Leonard S. Spector is deputy director of the Institute of International Studies' James Martin Center for Nonproliferation Studies, and leads the Center's Washington D.C. office. Mr. Spector joined CNS from the U.S. Department of Energy (DOE), where he served as an assistant deputy administrator for arms control and nonproliferation at the National Nuclear Security Administration.
His principal responsibilities at DOE included development and implementation of DOE arms control and nonproliferation policy with respect to international treaties; US domestic and multilateral export controls; inspection and technical cooperation activities of the International Atomic Energy Agency; civilian nuclear activities in the US and abroad; initiatives in regions of proliferation concern, including the canning of plutonium-spent nuclear fuel in North Korea and Kazakhstan; and transparency provisions of bilateral agreements with Russia covering the purchase of weapons-grade uranium and the cessation of plutonium production. Additionally, he managed the Initiatives for Proliferation Prevention and the Nuclear Cities Initiative programs.
Prior to his tenure at DOE, he served as Senior Associate at the Carnegie Endowment for International Peace and Director of its Nuclear Non-Proliferation Project. He also established the Program on Post-Soviet Nuclear Affairs at Carnegie's Moscow Center. Before joining the Carnegie Endowment, Mr. Spector served as chief counsel to the U.S. Senate Energy and Proliferation Subcommittee, where he assisted in drafting the Nuclear Non-Proliferation Act and the Nuclear Waste Policy Act. He began his career in nuclear nonproliferation as a special counsel at the Nuclear Regulatory Commission.
Mr. Spector has served on senior advisory panels at the Sandia National Laboratories, the Los Alamos National Laboratory, and the National Research Council of the American Academy of Sciences. He has also served as secretary and member of the Board of Trustees of the Henry L. Stimson Center, and is currently a member of the Council on Foreign Relations and the Washington, D.C. Bar.

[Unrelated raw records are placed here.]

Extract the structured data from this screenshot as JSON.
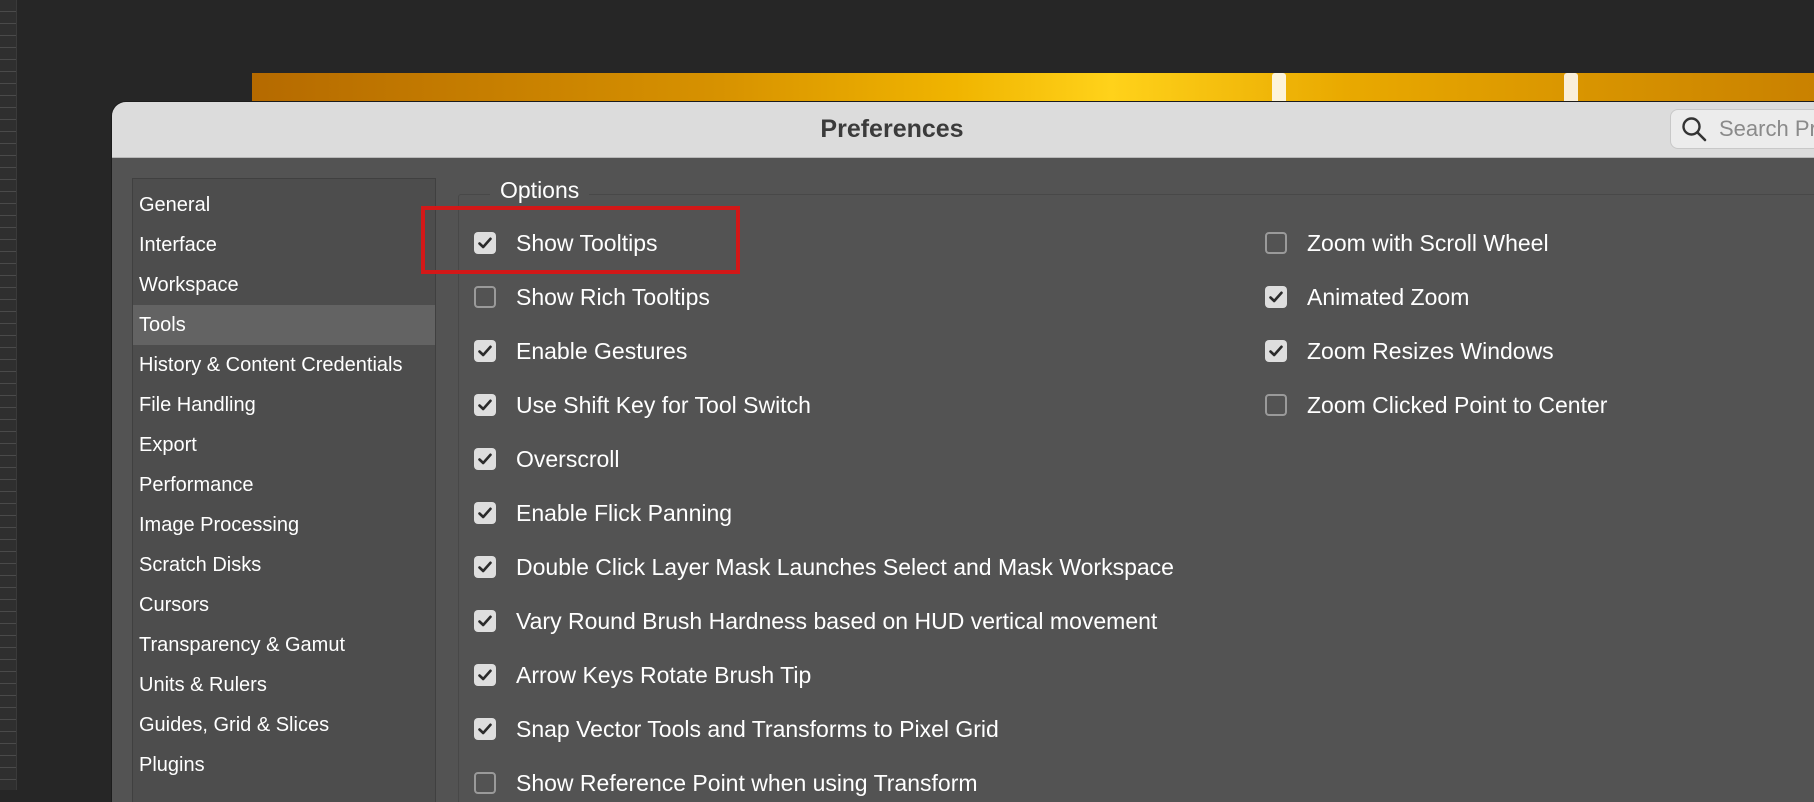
{
  "dialog": {
    "title": "Preferences",
    "search_placeholder": "Search Preferences"
  },
  "sidebar": {
    "selected": "Tools",
    "items": [
      {
        "label": "General"
      },
      {
        "label": "Interface"
      },
      {
        "label": "Workspace"
      },
      {
        "label": "Tools"
      },
      {
        "label": "History & Content Credentials"
      },
      {
        "label": "File Handling"
      },
      {
        "label": "Export"
      },
      {
        "label": "Performance"
      },
      {
        "label": "Image Processing"
      },
      {
        "label": "Scratch Disks"
      },
      {
        "label": "Cursors"
      },
      {
        "label": "Transparency & Gamut"
      },
      {
        "label": "Units & Rulers"
      },
      {
        "label": "Guides, Grid & Slices"
      },
      {
        "label": "Plugins"
      }
    ]
  },
  "options": {
    "group_label": "Options",
    "left": [
      {
        "label": "Show Tooltips",
        "checked": true
      },
      {
        "label": "Show Rich Tooltips",
        "checked": false
      },
      {
        "label": "Enable Gestures",
        "checked": true
      },
      {
        "label": "Use Shift Key for Tool Switch",
        "checked": true
      },
      {
        "label": "Overscroll",
        "checked": true
      },
      {
        "label": "Enable Flick Panning",
        "checked": true
      },
      {
        "label": "Double Click Layer Mask Launches Select and Mask Workspace",
        "checked": true
      },
      {
        "label": "Vary Round Brush Hardness based on HUD vertical movement",
        "checked": true
      },
      {
        "label": "Arrow Keys Rotate Brush Tip",
        "checked": true
      },
      {
        "label": "Snap Vector Tools and Transforms to Pixel Grid",
        "checked": true
      },
      {
        "label": "Show Reference Point when using Transform",
        "checked": false
      }
    ],
    "right": [
      {
        "label": "Zoom with Scroll Wheel",
        "checked": false
      },
      {
        "label": "Animated Zoom",
        "checked": true
      },
      {
        "label": "Zoom Resizes Windows",
        "checked": true
      },
      {
        "label": "Zoom Clicked Point to Center",
        "checked": false
      }
    ]
  },
  "colors": {
    "app_background": "#262626",
    "dialog_background": "#535353",
    "titlebar": "#dcdcdc",
    "highlight_box": "#d31818"
  }
}
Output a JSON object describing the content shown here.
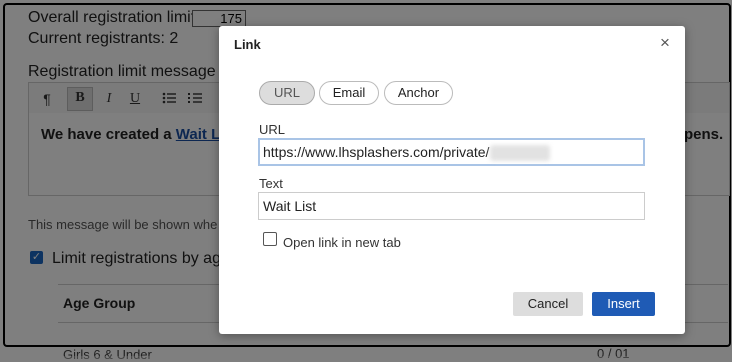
{
  "background": {
    "overall_limit_label": "Overall registration limit",
    "overall_limit_value": "175",
    "current_registrants_label": "Current registrants: 2",
    "limit_message_label": "Registration limit message",
    "editor_text_prefix": "We have created a ",
    "editor_link_text": "Wait L",
    "editor_text_suffix": "pens.",
    "note": "This message will be shown whe",
    "limit_by_age_label": "Limit registrations by age",
    "age_group_header": "Age Group",
    "bottom_row_label": "Girls 6 & Under",
    "bottom_row_ctrl": "0 /  01",
    "toolbar": {
      "paragraph": "¶",
      "bold": "B",
      "italic": "I",
      "underline": "U"
    }
  },
  "dialog": {
    "title": "Link",
    "close_icon": "×",
    "tabs": [
      {
        "label": "URL",
        "active": true
      },
      {
        "label": "Email",
        "active": false
      },
      {
        "label": "Anchor",
        "active": false
      }
    ],
    "url_label": "URL",
    "url_value": "https://www.lhsplashers.com/private/",
    "text_label": "Text",
    "text_value": "Wait List",
    "new_tab_label": "Open link in new tab",
    "new_tab_checked": false,
    "cancel_label": "Cancel",
    "insert_label": "Insert"
  },
  "colors": {
    "primary": "#1f5bb5",
    "overlay": "rgba(0,0,0,0.5)"
  }
}
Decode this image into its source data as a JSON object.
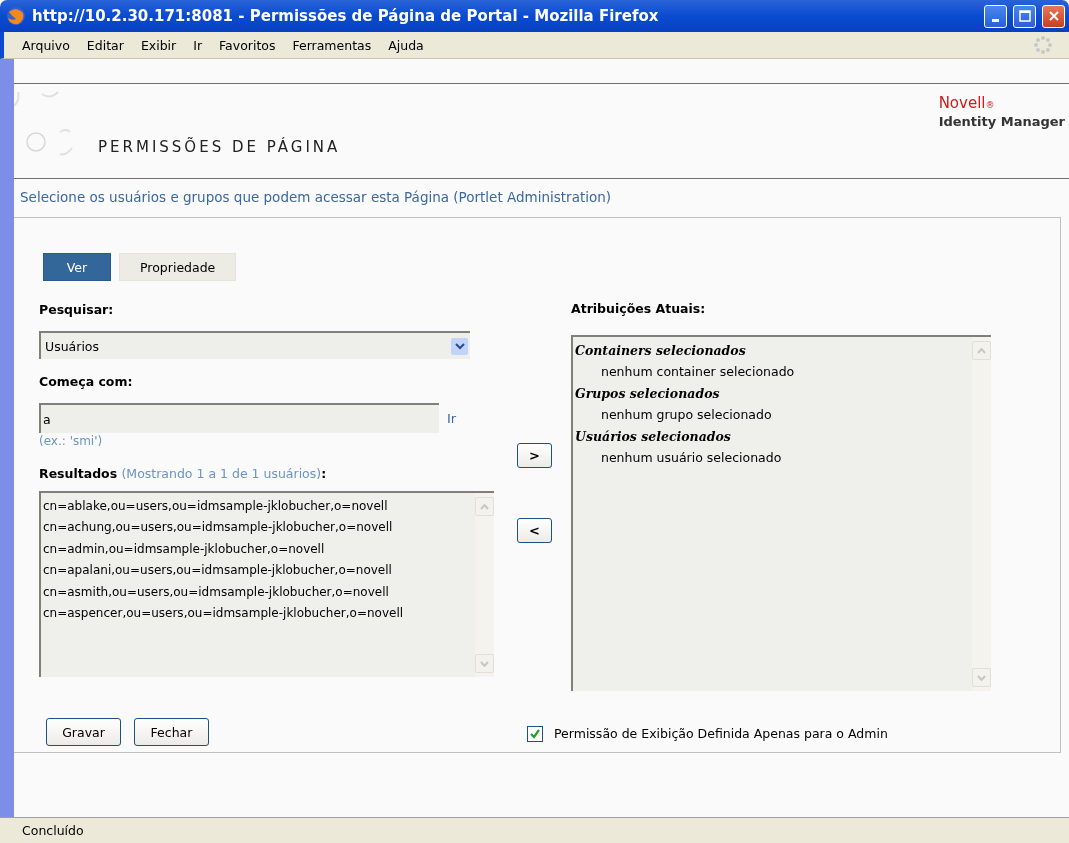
{
  "window": {
    "title": "http://10.2.30.171:8081 - Permissões de Página de Portal - Mozilla Firefox"
  },
  "menu": [
    "Arquivo",
    "Editar",
    "Exibir",
    "Ir",
    "Favoritos",
    "Ferramentas",
    "Ajuda"
  ],
  "header": {
    "title": "PERMISSÕES DE PÁGINA",
    "brand": "Novell",
    "brand_mark": "®",
    "product": "Identity Manager"
  },
  "intro": "Selecione os usuários e grupos que podem acessar esta Página (Portlet Administration)",
  "tabs": [
    {
      "label": "Ver",
      "selected": true
    },
    {
      "label": "Propriedade",
      "selected": false
    }
  ],
  "search": {
    "label": "Pesquisar:",
    "value": "Usuários"
  },
  "starts_with": {
    "label": "Começa com:",
    "value": "a",
    "go": "Ir",
    "hint": "(ex.: 'smi')"
  },
  "results": {
    "label": "Resultados",
    "summary": "(Mostrando 1 a 1 de 1 usuários)",
    "suffix": ":",
    "items": [
      "cn=ablake,ou=users,ou=idmsample-jklobucher,o=novell",
      "cn=achung,ou=users,ou=idmsample-jklobucher,o=novell",
      "cn=admin,ou=idmsample-jklobucher,o=novell",
      "cn=apalani,ou=users,ou=idmsample-jklobucher,o=novell",
      "cn=asmith,ou=users,ou=idmsample-jklobucher,o=novell",
      "cn=aspencer,ou=users,ou=idmsample-jklobucher,o=novell"
    ]
  },
  "move_buttons": [
    ">",
    "<"
  ],
  "assignments": {
    "label": "Atribuições Atuais:",
    "groups": [
      {
        "heading": "Containers selecionados",
        "items": [
          "nenhum container selecionado"
        ]
      },
      {
        "heading": "Grupos selecionados",
        "items": [
          "nenhum grupo selecionado"
        ]
      },
      {
        "heading": "Usuários selecionados",
        "items": [
          "nenhum usuário selecionado"
        ]
      }
    ]
  },
  "actions": [
    "Gravar",
    "Fechar"
  ],
  "admin_only": {
    "label": "Permissão de Exibição Definida Apenas para o Admin",
    "checked": true
  },
  "status_bar": "Concluído"
}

Mr. Spector is the author or co-author of six books and numerous articles on nonproliferation and comments frequently on this subject in the media. His current research focuses on strategies to challenge proliferant states’ continued possession and use of illicitly procured dual-use nuclear goods and implementation of the Joint Comprehensive Plan of Action limiting Iran's nuclear program, with particular attention to financial sanctions.
Mr. Spector’s recent work includes Combating Nuclear Commodity Smuggling: A System of Systems (Monterey, CA, and Washington, D.C.: James Martin Center for Nonproliferation Studies, 2014), co-authored with Egle Murauskaite, and, with co-editors Matthew Bunn, Martin Malin, and William Potter, Countering Black Market Nuclear Technology Networks (Cambridge University Press, forthcoming).
Arms control and nonproliferation, international treaties, U.S. domestic and multilateral export controls
Mr. Spector holds a J.D. degree from Yale Law School and an undergraduate degree from Williams College.
His many publications include: Tracking Nuclear Proliferation 1995: A Guide in Maps and Charts (with Mark McDonough and Evan Medeiros, Carnegie Endowment for International Peace, 1995); Nuclear Ambitions: The Spread of Nuclear Weapons, 1989-1990 (Westview Press, 1990); The Undeclared Bomb: The Spread of Nuclear Weapons, 1987-1988 (Harper Business 1990).
Courses offered in the past four years.
▲ indicates offered in the current term
▹ indicates offered in the upcoming term[s]
NPTG8557 - Law Sanctions & NP Policy
international law of treaties; the role of the United Nations; domestic nonproliferation policymaking structures and processes; the roles of the executive and legislative branches of government; the utility of international nonproliferation sanctions; the legality of the use of force to combat proliferation; legal solutions to the problem of nuclear smuggling; the effectiveness of multilateral safeguards and inspections; and rules governing civilian commerce in nuclear goods. Attention will be given to examining the hierarchy of legal instruments; mandatory versus voluntary measures and the evolution of norms and customary law; the interaction of international agreements and domestic law; and the interplay of programs, mandatory rules, and discretionary policy. In addition, the course will also explore the impact on the effectiveness of law-based nonproliferation measures of gaps in their scope, acceptance, implementation, and enforcement.
The course will be conducted using both the lecture and classroom exercises, and active student participation is both encouraged and required.
Spring 2015 - MIIS, Spring 2016 - MIIS